Hole Yards Par Stroke
1 405 4 7
2 153 3 15
3 430 4 1
4 433 4 3
5 367 4 9
6 356 4 11
7 386 4 5
8 367 4 13
9 302 4 17
10 443 4 2
11 172 3 14
12 538 5 16
13 166 3 8
14 389 4 4
15 366 4 12
16 293 4 18
17 190 3 6
18 382 4 10
Total 6138 69  
Hole Yards Par Stroke
1 398 4 7
2 143 3 15
3 414 4 1
4 408 4 3
5 355 4 9
6 340 4 11
7 383 4 5
8 355 4 13
9 295 4 17
10 419 4 2
11 155 3 14
12 526 5 16
13 153 3 8
14 371 4 4
15 361 4 14
16 265 4 18
17 181 3 6
18 375 4 10
Total 5897 69  
Hole Yards Par Stroke
1 393 4 9
2 138 3 13
3 415 5 7
4 400 5 15
5 341 4 3
6 329 4 5
7 320 4 11
8 350 4 1
9 285 4 17
10 420 5 14
11 104 3 16
12 524 5 2
13 142 3 10
14 323 4 4
15 346 4 6

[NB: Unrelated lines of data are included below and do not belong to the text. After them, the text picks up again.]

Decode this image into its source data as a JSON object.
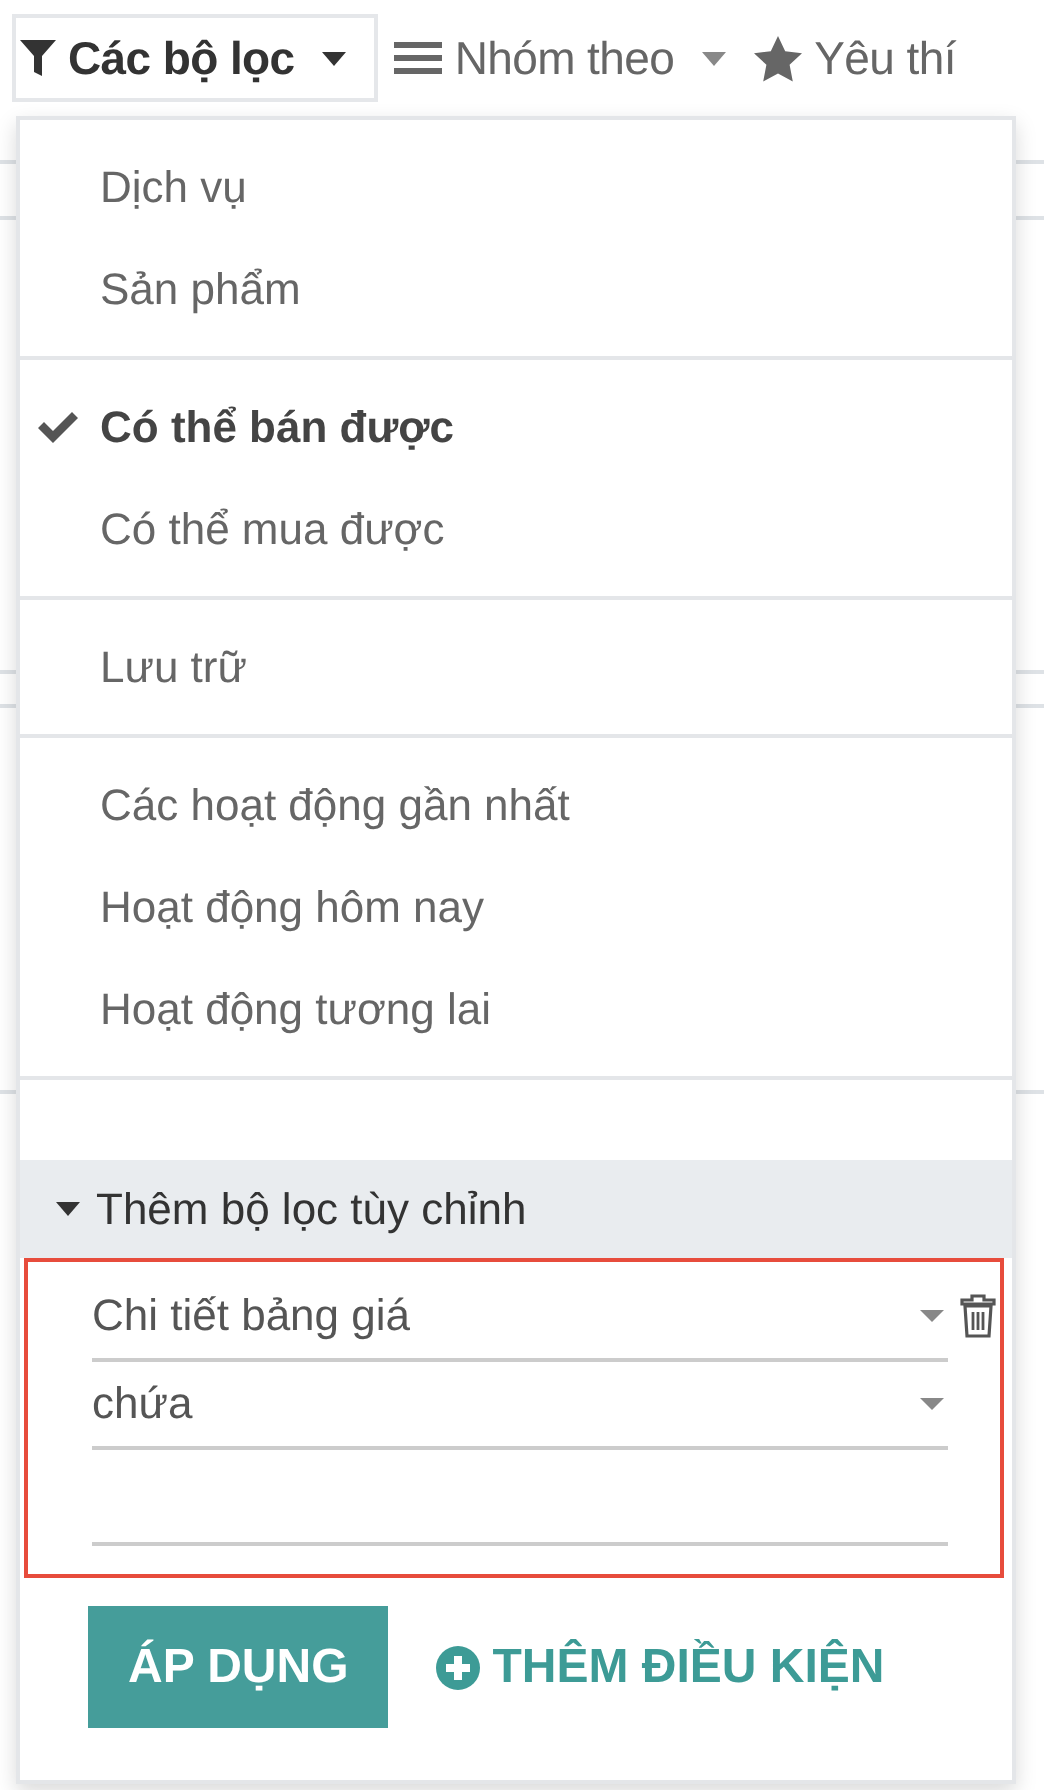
{
  "toolbar": [
    {
      "kind": "filter",
      "label": "Các bộ lọc",
      "selected": true
    },
    {
      "kind": "group",
      "label": "Nhóm theo",
      "selected": false
    },
    {
      "kind": "favorites",
      "label": "Yêu thí",
      "selected": false
    }
  ],
  "filter_groups": [
    [
      {
        "label": "Dịch vụ",
        "checked": false
      },
      {
        "label": "Sản phẩm",
        "checked": false
      }
    ],
    [
      {
        "label": "Có thể bán được",
        "checked": true
      },
      {
        "label": "Có thể mua được",
        "checked": false
      }
    ],
    [
      {
        "label": "Lưu trữ",
        "checked": false
      }
    ],
    [
      {
        "label": "Các hoạt động gần nhất",
        "checked": false
      },
      {
        "label": "Hoạt động hôm nay",
        "checked": false
      },
      {
        "label": "Hoạt động tương lai",
        "checked": false
      }
    ]
  ],
  "custom_filter": {
    "label": "Thêm bộ lọc tùy chỉnh",
    "expanded": true,
    "condition": {
      "field": "Chi tiết bảng giá",
      "operator": "chứa",
      "highlighted": true
    },
    "apply_button": "ÁP DỤNG",
    "add_condition_button": "THÊM ĐIỀU KIỆN"
  }
}
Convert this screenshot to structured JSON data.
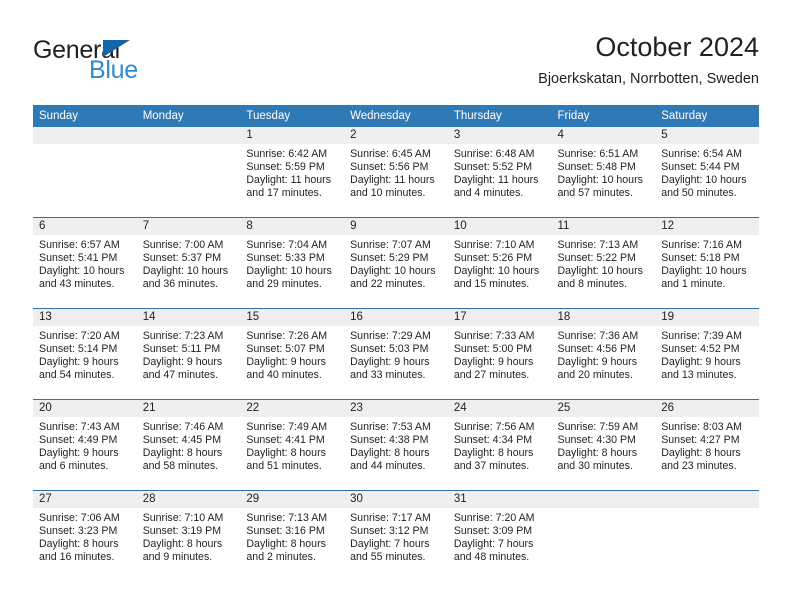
{
  "brand": {
    "name_part1": "General",
    "name_part2": "Blue",
    "triangle_color": "#1464aa",
    "blue_color": "#2e8bd0"
  },
  "header": {
    "title": "October 2024",
    "subtitle": "Bjoerkskatan, Norrbotten, Sweden"
  },
  "theme": {
    "header_row_bg": "#3079b7",
    "header_row_text": "#ffffff",
    "row_divider": "#2f73ad",
    "daynum_band_bg": "#efeff0",
    "text": "#231f20"
  },
  "weekdays": [
    "Sunday",
    "Monday",
    "Tuesday",
    "Wednesday",
    "Thursday",
    "Friday",
    "Saturday"
  ],
  "labels": {
    "sunrise_prefix": "Sunrise:",
    "sunset_prefix": "Sunset:",
    "daylight_prefix": "Daylight:"
  },
  "weeks": [
    [
      {
        "day": "",
        "empty": true,
        "l1": "",
        "l2": "",
        "l3": "",
        "l4": ""
      },
      {
        "day": "",
        "empty": true,
        "l1": "",
        "l2": "",
        "l3": "",
        "l4": ""
      },
      {
        "day": "1",
        "empty": false,
        "l1": "Sunrise: 6:42 AM",
        "l2": "Sunset: 5:59 PM",
        "l3": "Daylight: 11 hours",
        "l4": "and 17 minutes."
      },
      {
        "day": "2",
        "empty": false,
        "l1": "Sunrise: 6:45 AM",
        "l2": "Sunset: 5:56 PM",
        "l3": "Daylight: 11 hours",
        "l4": "and 10 minutes."
      },
      {
        "day": "3",
        "empty": false,
        "l1": "Sunrise: 6:48 AM",
        "l2": "Sunset: 5:52 PM",
        "l3": "Daylight: 11 hours",
        "l4": "and 4 minutes."
      },
      {
        "day": "4",
        "empty": false,
        "l1": "Sunrise: 6:51 AM",
        "l2": "Sunset: 5:48 PM",
        "l3": "Daylight: 10 hours",
        "l4": "and 57 minutes."
      },
      {
        "day": "5",
        "empty": false,
        "l1": "Sunrise: 6:54 AM",
        "l2": "Sunset: 5:44 PM",
        "l3": "Daylight: 10 hours",
        "l4": "and 50 minutes."
      }
    ],
    [
      {
        "day": "6",
        "empty": false,
        "l1": "Sunrise: 6:57 AM",
        "l2": "Sunset: 5:41 PM",
        "l3": "Daylight: 10 hours",
        "l4": "and 43 minutes."
      },
      {
        "day": "7",
        "empty": false,
        "l1": "Sunrise: 7:00 AM",
        "l2": "Sunset: 5:37 PM",
        "l3": "Daylight: 10 hours",
        "l4": "and 36 minutes."
      },
      {
        "day": "8",
        "empty": false,
        "l1": "Sunrise: 7:04 AM",
        "l2": "Sunset: 5:33 PM",
        "l3": "Daylight: 10 hours",
        "l4": "and 29 minutes."
      },
      {
        "day": "9",
        "empty": false,
        "l1": "Sunrise: 7:07 AM",
        "l2": "Sunset: 5:29 PM",
        "l3": "Daylight: 10 hours",
        "l4": "and 22 minutes."
      },
      {
        "day": "10",
        "empty": false,
        "l1": "Sunrise: 7:10 AM",
        "l2": "Sunset: 5:26 PM",
        "l3": "Daylight: 10 hours",
        "l4": "and 15 minutes."
      },
      {
        "day": "11",
        "empty": false,
        "l1": "Sunrise: 7:13 AM",
        "l2": "Sunset: 5:22 PM",
        "l3": "Daylight: 10 hours",
        "l4": "and 8 minutes."
      },
      {
        "day": "12",
        "empty": false,
        "l1": "Sunrise: 7:16 AM",
        "l2": "Sunset: 5:18 PM",
        "l3": "Daylight: 10 hours",
        "l4": "and 1 minute."
      }
    ],
    [
      {
        "day": "13",
        "empty": false,
        "l1": "Sunrise: 7:20 AM",
        "l2": "Sunset: 5:14 PM",
        "l3": "Daylight: 9 hours",
        "l4": "and 54 minutes."
      },
      {
        "day": "14",
        "empty": false,
        "l1": "Sunrise: 7:23 AM",
        "l2": "Sunset: 5:11 PM",
        "l3": "Daylight: 9 hours",
        "l4": "and 47 minutes."
      },
      {
        "day": "15",
        "empty": false,
        "l1": "Sunrise: 7:26 AM",
        "l2": "Sunset: 5:07 PM",
        "l3": "Daylight: 9 hours",
        "l4": "and 40 minutes."
      },
      {
        "day": "16",
        "empty": false,
        "l1": "Sunrise: 7:29 AM",
        "l2": "Sunset: 5:03 PM",
        "l3": "Daylight: 9 hours",
        "l4": "and 33 minutes."
      },
      {
        "day": "17",
        "empty": false,
        "l1": "Sunrise: 7:33 AM",
        "l2": "Sunset: 5:00 PM",
        "l3": "Daylight: 9 hours",
        "l4": "and 27 minutes."
      },
      {
        "day": "18",
        "empty": false,
        "l1": "Sunrise: 7:36 AM",
        "l2": "Sunset: 4:56 PM",
        "l3": "Daylight: 9 hours",
        "l4": "and 20 minutes."
      },
      {
        "day": "19",
        "empty": false,
        "l1": "Sunrise: 7:39 AM",
        "l2": "Sunset: 4:52 PM",
        "l3": "Daylight: 9 hours",
        "l4": "and 13 minutes."
      }
    ],
    [
      {
        "day": "20",
        "empty": false,
        "l1": "Sunrise: 7:43 AM",
        "l2": "Sunset: 4:49 PM",
        "l3": "Daylight: 9 hours",
        "l4": "and 6 minutes."
      },
      {
        "day": "21",
        "empty": false,
        "l1": "Sunrise: 7:46 AM",
        "l2": "Sunset: 4:45 PM",
        "l3": "Daylight: 8 hours",
        "l4": "and 58 minutes."
      },
      {
        "day": "22",
        "empty": false,
        "l1": "Sunrise: 7:49 AM",
        "l2": "Sunset: 4:41 PM",
        "l3": "Daylight: 8 hours",
        "l4": "and 51 minutes."
      },
      {
        "day": "23",
        "empty": false,
        "l1": "Sunrise: 7:53 AM",
        "l2": "Sunset: 4:38 PM",
        "l3": "Daylight: 8 hours",
        "l4": "and 44 minutes."
      },
      {
        "day": "24",
        "empty": false,
        "l1": "Sunrise: 7:56 AM",
        "l2": "Sunset: 4:34 PM",
        "l3": "Daylight: 8 hours",
        "l4": "and 37 minutes."
      },
      {
        "day": "25",
        "empty": false,
        "l1": "Sunrise: 7:59 AM",
        "l2": "Sunset: 4:30 PM",
        "l3": "Daylight: 8 hours",
        "l4": "and 30 minutes."
      },
      {
        "day": "26",
        "empty": false,
        "l1": "Sunrise: 8:03 AM",
        "l2": "Sunset: 4:27 PM",
        "l3": "Daylight: 8 hours",
        "l4": "and 23 minutes."
      }
    ],
    [
      {
        "day": "27",
        "empty": false,
        "l1": "Sunrise: 7:06 AM",
        "l2": "Sunset: 3:23 PM",
        "l3": "Daylight: 8 hours",
        "l4": "and 16 minutes."
      },
      {
        "day": "28",
        "empty": false,
        "l1": "Sunrise: 7:10 AM",
        "l2": "Sunset: 3:19 PM",
        "l3": "Daylight: 8 hours",
        "l4": "and 9 minutes."
      },
      {
        "day": "29",
        "empty": false,
        "l1": "Sunrise: 7:13 AM",
        "l2": "Sunset: 3:16 PM",
        "l3": "Daylight: 8 hours",
        "l4": "and 2 minutes."
      },
      {
        "day": "30",
        "empty": false,
        "l1": "Sunrise: 7:17 AM",
        "l2": "Sunset: 3:12 PM",
        "l3": "Daylight: 7 hours",
        "l4": "and 55 minutes."
      },
      {
        "day": "31",
        "empty": false,
        "l1": "Sunrise: 7:20 AM",
        "l2": "Sunset: 3:09 PM",
        "l3": "Daylight: 7 hours",
        "l4": "and 48 minutes."
      },
      {
        "day": "",
        "empty": true,
        "l1": "",
        "l2": "",
        "l3": "",
        "l4": ""
      },
      {
        "day": "",
        "empty": true,
        "l1": "",
        "l2": "",
        "l3": "",
        "l4": ""
      }
    ]
  ]
}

16 232 4 18
17 158 3 8
18 307 4 12
Total 5527 72